The USGA Course Rating® and USGA Slope Rating® for the U.S. Mid-Amateur Championship at The Kiawah Island Club’s Cassique are 75.2 and 146 for the Pulpit setup and 74.5 and 145 for the Nip Tuck setup. The USGA Course Rating® and USGA Slope Rating® for The River Course are 74.7 and 147. The grass heights in the various areas of the course for the championship should be as follows:

Cassique
Putting Greens – Prepared firm and fast to measure approximately 12 feet on the USGA Stimpmeter
Approaches collars around greens – .400 inches (30 inches in width, or one mower width, on collars)
Fairways, teeing grounds – .450 inches Intermediate Rough – 1 inch (6 feet in width)
Primary Rough – 2.5 to 3 inches Practice Tee – .450 inches

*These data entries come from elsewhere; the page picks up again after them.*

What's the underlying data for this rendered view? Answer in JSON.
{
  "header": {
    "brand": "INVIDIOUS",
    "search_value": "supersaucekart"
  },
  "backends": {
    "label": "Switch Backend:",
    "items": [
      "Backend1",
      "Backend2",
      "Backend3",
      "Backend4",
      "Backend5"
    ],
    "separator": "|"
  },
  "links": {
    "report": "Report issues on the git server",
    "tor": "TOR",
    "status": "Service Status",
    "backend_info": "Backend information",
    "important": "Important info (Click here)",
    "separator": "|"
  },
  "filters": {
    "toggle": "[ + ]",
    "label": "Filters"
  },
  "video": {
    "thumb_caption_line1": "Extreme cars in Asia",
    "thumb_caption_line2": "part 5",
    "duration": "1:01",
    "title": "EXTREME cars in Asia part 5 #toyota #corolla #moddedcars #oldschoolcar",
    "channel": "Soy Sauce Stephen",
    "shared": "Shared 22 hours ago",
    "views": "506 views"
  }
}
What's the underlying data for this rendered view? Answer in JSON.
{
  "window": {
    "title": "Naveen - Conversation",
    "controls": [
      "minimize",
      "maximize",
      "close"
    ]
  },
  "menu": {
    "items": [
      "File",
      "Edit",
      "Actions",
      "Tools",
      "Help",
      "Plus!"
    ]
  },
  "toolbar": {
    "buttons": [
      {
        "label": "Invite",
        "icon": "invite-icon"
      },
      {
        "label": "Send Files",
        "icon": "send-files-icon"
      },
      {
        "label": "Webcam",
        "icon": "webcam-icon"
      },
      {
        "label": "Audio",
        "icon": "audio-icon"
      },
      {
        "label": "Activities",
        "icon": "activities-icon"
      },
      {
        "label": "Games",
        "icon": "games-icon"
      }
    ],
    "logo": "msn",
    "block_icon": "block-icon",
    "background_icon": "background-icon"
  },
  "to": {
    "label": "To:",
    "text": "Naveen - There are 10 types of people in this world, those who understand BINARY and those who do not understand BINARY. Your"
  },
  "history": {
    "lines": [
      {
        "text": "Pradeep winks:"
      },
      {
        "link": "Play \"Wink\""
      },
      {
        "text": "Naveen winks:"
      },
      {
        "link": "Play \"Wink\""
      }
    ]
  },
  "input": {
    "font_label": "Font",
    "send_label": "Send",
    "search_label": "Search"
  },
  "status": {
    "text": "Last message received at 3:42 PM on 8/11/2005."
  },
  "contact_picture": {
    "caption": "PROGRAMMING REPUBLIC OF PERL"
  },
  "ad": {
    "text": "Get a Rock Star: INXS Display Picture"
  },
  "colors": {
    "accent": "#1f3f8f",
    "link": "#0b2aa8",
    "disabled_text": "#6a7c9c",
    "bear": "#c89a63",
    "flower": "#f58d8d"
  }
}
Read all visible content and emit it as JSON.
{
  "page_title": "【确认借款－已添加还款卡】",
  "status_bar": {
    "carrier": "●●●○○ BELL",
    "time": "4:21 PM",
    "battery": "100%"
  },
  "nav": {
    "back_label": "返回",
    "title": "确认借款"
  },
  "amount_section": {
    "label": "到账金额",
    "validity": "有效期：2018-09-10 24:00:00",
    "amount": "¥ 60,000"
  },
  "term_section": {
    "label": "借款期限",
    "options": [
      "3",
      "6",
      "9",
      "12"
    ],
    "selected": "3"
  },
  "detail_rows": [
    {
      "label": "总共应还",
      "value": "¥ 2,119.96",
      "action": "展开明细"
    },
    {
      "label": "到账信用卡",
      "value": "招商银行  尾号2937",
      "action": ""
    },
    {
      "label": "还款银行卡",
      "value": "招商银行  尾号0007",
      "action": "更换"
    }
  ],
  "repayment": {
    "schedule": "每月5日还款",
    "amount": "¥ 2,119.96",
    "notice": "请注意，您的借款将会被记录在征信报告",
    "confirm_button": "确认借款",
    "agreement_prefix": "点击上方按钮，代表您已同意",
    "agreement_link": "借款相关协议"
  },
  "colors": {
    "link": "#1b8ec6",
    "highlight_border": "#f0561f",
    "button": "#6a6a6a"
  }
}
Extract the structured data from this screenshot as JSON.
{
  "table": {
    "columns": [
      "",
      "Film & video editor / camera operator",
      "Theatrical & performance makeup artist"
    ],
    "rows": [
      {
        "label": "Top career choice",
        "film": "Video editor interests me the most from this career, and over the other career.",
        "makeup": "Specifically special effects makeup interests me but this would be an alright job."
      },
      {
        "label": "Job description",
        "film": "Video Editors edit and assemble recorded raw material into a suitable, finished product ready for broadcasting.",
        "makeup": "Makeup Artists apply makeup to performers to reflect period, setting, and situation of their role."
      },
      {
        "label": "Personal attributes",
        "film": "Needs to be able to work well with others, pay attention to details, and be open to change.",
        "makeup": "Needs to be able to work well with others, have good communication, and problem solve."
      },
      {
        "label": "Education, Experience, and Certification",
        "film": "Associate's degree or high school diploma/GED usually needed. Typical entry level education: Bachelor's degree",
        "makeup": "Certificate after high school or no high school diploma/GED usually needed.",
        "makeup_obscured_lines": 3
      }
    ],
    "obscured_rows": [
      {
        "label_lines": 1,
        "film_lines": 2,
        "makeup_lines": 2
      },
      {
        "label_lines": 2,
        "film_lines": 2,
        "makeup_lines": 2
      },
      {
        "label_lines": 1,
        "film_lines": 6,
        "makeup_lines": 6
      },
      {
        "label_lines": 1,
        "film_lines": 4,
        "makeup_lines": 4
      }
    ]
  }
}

The River Course
Putting Greens – Prepared firm and fast to measure approximately 12 feet on the USGA Stimpmeter
Fairways, approaches, collars around greens – .350 inches (30 inches in width, or one mower width, on collars)
Teeing Grounds – .250 inches
Intermediate Rough – 1 inch (6 feet in width)
Primary Rough – 2.5 to 3 inches
Practice Tee – .450 inches

USGA AND SOUTH CAROLINA – The 2009 U.S. Mid-Amateur will be the 14th USGA championship conducted in the state of South Carolina. The last USGA championships in the state were the 2005 Men’s and Women’s State Team Championships, held concurrently at Berkeley Hall in Bluffton.

It is the first USGA championship for The Kiawah Island Club. The U.S. Mid-Amateur is making its second appearance in the state; the 1991 U.S. Mid-Amateur was held at Long Cove Club in Hilton Head Island.

CHAMPIONSHIP WEB SITE – Visit www.usmidam.org or www.usga.org for the latest news and scores during the championship.

ADMISSION – Admission is free. Tickets are not needed for this USGA championship, and spectators are encouraged to attend.

 

Visit The USGA Visit The USGA